Try/Fail cycles – what are they and how do we write them

As a writer you have probably heard of Try/Fail Cycles, and as a reader I’m sure you instantly grasp the concept. The hero faces great adversity, he comes up with what seems to be an ingenious plan, only to fail, and sometimes even making things worse. Sound familiar?

Success-Try-Fail-Try-FailSo why do we need them? Well, the try/fail cycle can be a very effective plotting tool. A well-built cycle will drive the plot forward at a good pace, and keep the reader invested in the character. If your protagonist is so awesome he instantly overcomes each obstacle that comes his way he might be some kind of superhero, but he will also be pretty boring. Winning without failing means he didn’t really earn it, which will make your protagonist a lot less likeable. Readers want to watch the struggle (the famous conflict that every good story contains). They want to follow along on the journey, and they want to identify with the character. Failing is a part of life, and it makes the subsequent success that much sweeter.
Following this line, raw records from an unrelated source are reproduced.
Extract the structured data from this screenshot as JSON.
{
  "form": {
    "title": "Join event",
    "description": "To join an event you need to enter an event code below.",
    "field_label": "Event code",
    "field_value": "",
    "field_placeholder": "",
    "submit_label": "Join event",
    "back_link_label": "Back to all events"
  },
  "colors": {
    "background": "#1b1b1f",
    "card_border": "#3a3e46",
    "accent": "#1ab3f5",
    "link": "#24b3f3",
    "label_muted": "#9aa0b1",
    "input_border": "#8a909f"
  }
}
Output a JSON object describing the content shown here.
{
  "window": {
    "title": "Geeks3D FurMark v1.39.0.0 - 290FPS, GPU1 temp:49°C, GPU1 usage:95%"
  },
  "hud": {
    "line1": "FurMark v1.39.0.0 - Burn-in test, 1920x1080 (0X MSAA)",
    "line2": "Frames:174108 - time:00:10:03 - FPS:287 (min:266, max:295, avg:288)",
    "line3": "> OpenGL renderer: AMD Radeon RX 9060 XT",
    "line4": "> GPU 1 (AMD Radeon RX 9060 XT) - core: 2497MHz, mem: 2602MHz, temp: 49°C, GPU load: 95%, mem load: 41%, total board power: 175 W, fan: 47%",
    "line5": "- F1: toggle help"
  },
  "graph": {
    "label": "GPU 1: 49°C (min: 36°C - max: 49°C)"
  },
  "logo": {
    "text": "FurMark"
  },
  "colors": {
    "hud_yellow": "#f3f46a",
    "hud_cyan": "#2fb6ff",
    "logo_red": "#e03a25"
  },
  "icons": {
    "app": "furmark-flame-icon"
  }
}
In this article by Karen Woodward I’ve found the most helpful plotting advice I’ve ever seen. To outline your try/fail cycle, follow this simple formula.

For every conflict that comes up, a question can be asked: Will our hero succeed? There are four possible answers:

1) Yes
2) Yes, BUT (now there’s another problem)
3) No
4) No, AND (things just got worse)

If the answer is “Yes” or “No”, the story is over. In the middle of a try/fail cycle the answer is always “Yes, but” or “No, and”.

Fantasy author Brandon Sanderson has a series of lectures on YouTube well worth watching. He recommends letting the protagonist fail at least twice for any given thing they attempt, before they succeed.

Brandon Sanderson Lecture 7: Try/Fail Cycles (4/6)

Sometimes, like for instance in Andy Weir’s book The Martian, the entire novel is a try/fail cycle. If you’ve read The Martian you’ll know it works like a charm. If you haven’t, I suggest you remedy that at your earliest possible convenience. If nothing else it will provide you with a perfect example of a successful use of the try/fail cycle.

In conclusion, the try/fail cycle should be a part of every story’s outline, because it keeps the reader invested in the story, while driving the plot forward at a good pace.